Real-time database startup Imply reaches unicorn status with $100M infusion
As the epidemic forces businesses to digitize their operations, the urge to gain value from company data has only intensified. However, many organizations lack the necessary tools. According to a recent Fivetran survey, 82% of businesses make decisions based on outdated data, with 85 percent claiming that this leads to poor decisions and revenue loss.
If manufacturers’ sales pitches are to be believed, stale data and the problems that come with it will soon be a thing of the past, thanks to the widespread adoption of real-time database solutions. In theory, real-time databases can provide rapid insights, allowing organizations to solve line-of-business issues as they arise and react to short-term changes.
Investors believe there is a sizable market for real-time databases, as indicated by the bigger and larger investment tranches. SingleStore, a company that helps businesses connect, analyze, and query their data as a single entity, raised $80 million in funding last September. Imply, another real-time database company, recently announced the completion of a $100 million Series D financing, valuing the company at $1.1 billion post-money.
OMERS Growth Equity, Bessemer Venture Funds, Andreessen Horowitz, and Khosla Ventures all participated in Imply’s round, which was led by Thoma Bravo. Fangjin Yang, co-founder and CEO, said the extra funds would go into product development and increasing the company’s headcount from 200 to 300 by the end of the year.
“The industry at large is upon the next wave of technical hurdles for analytics based on how organizations want to derive value from data. The first wave in the 2000s was trying to solve the large-scale data processing and storage challenges, which [tools like] HDFS, MapReduce, and Spark addressed,” Yang said in an email conversation with TechCrunch. “The second wave in the 2010s was then trying to solve the problem of large-scale query processing, which created the emergence of cloud data warehouses (e.g., Snowflake, Redshift, and BigQuery) and distributed SQL engines (e.g., Impala, Presto, Athena). Now, the challenge organizations are trying to solve are large scale analytics applications enabling interactive data experiences. That’s where … Imply comes in.”
Imply was started in 2015 by Yang, Gian Merlino, and Vadim Ogievetsky in Burlingame, California. Yang worked at Cisco as an R&D engineer, concentrating on networking optimization methods, while Merlino worked at Yahoo as a server software developer (full disclosure: TechCrunch’s parent company).
Yang, Merlino, and Ogievetsky met at Metamarkets, a programmatic advertising analytics platform that Snap purchased in 2017. While at Metamarkets, they created Druid, an open source, distributed data store written in Java that analyzes large amounts of real-time and historical data using a cluster of specialized processes.
In 2015, Druid, which is used in production by organizations such as Netflix, Salesforce, and Confluent, switched to an Apache license.
“What’s consistent across companies using Druid … is their ability to unlock more value from data, specifically real-time, streaming events,” Yang added. “Where cloud data warehouses are for reports and dashboards described by infrequent queries by a handful of analysts, Druid enables analytics applications that power interactive, live conversations with data with a limitless number of internal stakeholders and external customers at instant query response times.”
Druid is used by Imply to create completely controlled databases.
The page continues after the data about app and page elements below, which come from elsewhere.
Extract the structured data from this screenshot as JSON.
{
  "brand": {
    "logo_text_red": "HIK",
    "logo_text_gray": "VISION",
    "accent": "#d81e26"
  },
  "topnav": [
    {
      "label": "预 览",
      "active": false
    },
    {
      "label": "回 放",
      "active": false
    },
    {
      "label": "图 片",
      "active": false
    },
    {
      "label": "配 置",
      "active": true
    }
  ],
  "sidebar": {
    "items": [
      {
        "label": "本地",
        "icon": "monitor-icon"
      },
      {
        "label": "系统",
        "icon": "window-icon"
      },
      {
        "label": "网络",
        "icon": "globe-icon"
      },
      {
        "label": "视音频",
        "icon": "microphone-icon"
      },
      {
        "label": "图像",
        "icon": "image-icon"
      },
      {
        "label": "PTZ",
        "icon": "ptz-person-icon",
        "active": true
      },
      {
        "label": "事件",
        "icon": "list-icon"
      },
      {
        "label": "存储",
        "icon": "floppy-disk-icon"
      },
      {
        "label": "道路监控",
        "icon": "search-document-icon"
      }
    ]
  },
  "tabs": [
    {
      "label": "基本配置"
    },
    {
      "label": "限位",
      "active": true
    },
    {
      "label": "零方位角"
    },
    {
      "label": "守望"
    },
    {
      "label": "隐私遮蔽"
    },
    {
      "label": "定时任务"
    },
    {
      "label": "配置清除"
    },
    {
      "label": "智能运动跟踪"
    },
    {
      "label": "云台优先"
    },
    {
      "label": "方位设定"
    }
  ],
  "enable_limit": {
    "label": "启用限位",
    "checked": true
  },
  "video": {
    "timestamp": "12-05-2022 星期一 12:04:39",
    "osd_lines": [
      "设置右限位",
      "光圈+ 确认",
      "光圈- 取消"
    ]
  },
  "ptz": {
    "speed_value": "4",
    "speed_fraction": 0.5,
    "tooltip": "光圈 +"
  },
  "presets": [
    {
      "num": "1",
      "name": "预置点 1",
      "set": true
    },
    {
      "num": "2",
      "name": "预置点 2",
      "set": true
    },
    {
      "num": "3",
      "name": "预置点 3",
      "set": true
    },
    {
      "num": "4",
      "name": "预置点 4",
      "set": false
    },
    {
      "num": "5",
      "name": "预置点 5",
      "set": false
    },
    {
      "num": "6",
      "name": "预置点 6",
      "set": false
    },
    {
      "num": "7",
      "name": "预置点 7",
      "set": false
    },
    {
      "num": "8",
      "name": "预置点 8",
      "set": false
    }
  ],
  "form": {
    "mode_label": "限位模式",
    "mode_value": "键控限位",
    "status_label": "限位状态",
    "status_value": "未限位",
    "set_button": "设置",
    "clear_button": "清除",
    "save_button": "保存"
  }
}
Furthermore, Yang touts Imply as the “enterprise version” of Druid, claiming that it offers more features and services than the standalone Druid project. Imply, for example, just released Polaris, a cloud database service meant to make streaming, visualization, and other real-time analytics tasks easier.
“From a business standpoint, the need for data-driven insights and applications has increased due changes brought about by the pandemic, which in turn has increased the need for Imply’s technology,” Yang added. “[I]nsights are no longer confined to a predefined set of queries in a report. Organizations can now take real-time and historical events at tremendous scale (e.g., clickstream data, cloud application and services metrics, and internet of things telemetry) for operational intelligence, for real-time recommendations, and for extending insights to their customers.”
Imply hopes to benefit as businesses turn to the cloud for database administration. According to Gartner, 75% of all databases will be deployed or transferred to a cloud platform by this year. Imply competes with PostgreSQL, Snowflake, Elastic, and Clickhouse, among other alternative databases and data warehouses, but Yang claims that the firm is sufficiently distinct by its high concurrency and “value” — particularly in the areas of streaming and batch data.
We’ll have to accept Yang’s word for it unless we see detailed comparisons of each platform. Imply claims to have over 150 customers, including Atlassian, Cisco ThousandEyes, InterContinental Exchange, and Reddit, for what it’s worth.
“Applications built on Imply’s database are accessed by many thousands of users,” Yang responded, when asked about Imply’s current revenue. “Druid is unlocking a whole new world of analytics use cases, and it’s creating tremendous value for organizations as they undergo digital transformations.”
To date, Imply has raised $215 million in venture capital.
ARTICLE: TechCrunch website